### Requirement
From the data below, copy each line that includes the word "this".

*-*-*

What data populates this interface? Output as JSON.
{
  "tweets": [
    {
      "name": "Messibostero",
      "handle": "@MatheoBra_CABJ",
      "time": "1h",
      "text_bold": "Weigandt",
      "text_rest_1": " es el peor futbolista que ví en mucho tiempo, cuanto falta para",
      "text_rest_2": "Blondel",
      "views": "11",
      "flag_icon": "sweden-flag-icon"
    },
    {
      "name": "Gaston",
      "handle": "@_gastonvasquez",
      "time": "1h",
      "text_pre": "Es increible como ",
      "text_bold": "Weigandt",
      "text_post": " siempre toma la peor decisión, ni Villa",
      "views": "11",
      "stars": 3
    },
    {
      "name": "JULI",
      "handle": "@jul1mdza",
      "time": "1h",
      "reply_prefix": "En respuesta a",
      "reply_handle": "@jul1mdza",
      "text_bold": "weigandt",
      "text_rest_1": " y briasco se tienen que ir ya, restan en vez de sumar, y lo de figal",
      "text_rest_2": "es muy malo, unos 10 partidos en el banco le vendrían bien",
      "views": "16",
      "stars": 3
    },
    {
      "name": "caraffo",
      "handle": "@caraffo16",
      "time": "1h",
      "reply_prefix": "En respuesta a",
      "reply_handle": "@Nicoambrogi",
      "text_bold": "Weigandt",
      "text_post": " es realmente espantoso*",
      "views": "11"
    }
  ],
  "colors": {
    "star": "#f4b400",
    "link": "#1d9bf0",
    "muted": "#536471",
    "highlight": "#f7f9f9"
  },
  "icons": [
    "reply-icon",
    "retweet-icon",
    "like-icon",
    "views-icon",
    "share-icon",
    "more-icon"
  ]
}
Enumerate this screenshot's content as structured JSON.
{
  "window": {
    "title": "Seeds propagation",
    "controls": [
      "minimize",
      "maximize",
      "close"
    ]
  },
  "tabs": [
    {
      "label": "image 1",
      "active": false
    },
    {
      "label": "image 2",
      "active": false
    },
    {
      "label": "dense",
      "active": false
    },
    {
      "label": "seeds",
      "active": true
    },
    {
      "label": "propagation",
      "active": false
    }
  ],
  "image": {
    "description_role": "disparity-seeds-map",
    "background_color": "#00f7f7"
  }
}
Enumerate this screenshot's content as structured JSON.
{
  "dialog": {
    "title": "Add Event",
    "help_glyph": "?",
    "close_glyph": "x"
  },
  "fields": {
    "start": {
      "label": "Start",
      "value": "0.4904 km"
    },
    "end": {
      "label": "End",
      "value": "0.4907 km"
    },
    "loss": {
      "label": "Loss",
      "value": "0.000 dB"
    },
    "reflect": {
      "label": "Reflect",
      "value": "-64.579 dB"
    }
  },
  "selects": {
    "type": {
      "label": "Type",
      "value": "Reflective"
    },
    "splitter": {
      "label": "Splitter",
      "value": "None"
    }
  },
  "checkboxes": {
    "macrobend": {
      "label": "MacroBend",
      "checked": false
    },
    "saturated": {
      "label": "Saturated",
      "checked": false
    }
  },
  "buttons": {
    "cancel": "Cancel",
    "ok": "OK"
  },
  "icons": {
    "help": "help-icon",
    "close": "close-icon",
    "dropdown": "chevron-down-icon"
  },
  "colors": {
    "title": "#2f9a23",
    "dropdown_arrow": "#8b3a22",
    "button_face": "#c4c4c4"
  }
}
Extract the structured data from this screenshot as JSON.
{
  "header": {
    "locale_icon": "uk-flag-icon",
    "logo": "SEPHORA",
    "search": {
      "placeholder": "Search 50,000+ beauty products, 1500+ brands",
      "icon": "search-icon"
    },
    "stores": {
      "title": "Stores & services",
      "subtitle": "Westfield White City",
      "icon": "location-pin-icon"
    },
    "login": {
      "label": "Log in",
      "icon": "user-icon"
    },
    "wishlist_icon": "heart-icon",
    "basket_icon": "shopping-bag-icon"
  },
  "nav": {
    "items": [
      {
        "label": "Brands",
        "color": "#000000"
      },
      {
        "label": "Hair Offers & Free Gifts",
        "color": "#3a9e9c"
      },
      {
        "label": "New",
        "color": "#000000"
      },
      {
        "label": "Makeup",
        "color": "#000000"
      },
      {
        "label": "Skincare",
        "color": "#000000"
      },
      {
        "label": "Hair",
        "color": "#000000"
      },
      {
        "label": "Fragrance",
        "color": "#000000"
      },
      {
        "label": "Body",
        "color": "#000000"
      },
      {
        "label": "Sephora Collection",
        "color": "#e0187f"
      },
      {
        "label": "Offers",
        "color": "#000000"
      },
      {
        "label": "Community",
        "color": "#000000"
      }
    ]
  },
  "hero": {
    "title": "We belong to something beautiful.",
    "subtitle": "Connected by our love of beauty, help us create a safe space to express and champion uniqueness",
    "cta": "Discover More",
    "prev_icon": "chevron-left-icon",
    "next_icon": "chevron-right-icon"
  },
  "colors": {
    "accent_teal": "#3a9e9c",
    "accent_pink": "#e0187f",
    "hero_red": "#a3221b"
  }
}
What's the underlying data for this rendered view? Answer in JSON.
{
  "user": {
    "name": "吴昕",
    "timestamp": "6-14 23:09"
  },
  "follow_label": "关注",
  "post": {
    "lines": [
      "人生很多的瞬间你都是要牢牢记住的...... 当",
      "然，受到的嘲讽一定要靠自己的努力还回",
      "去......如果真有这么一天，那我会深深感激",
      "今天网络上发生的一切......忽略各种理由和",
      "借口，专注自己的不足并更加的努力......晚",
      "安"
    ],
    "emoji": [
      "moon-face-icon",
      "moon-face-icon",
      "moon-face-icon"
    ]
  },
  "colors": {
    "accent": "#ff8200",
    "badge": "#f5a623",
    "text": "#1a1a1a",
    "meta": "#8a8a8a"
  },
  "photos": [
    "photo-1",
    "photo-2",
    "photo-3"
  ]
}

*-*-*

### Completed exercise
What data populates this interface? Output as JSON.
Enumerate this screenshot's content as structured JSON.
Enumerate this screenshot's content as structured JSON.
Extract the structured data from this screenshot as JSON.
What's the underlying data for this rendered view? Answer in JSON.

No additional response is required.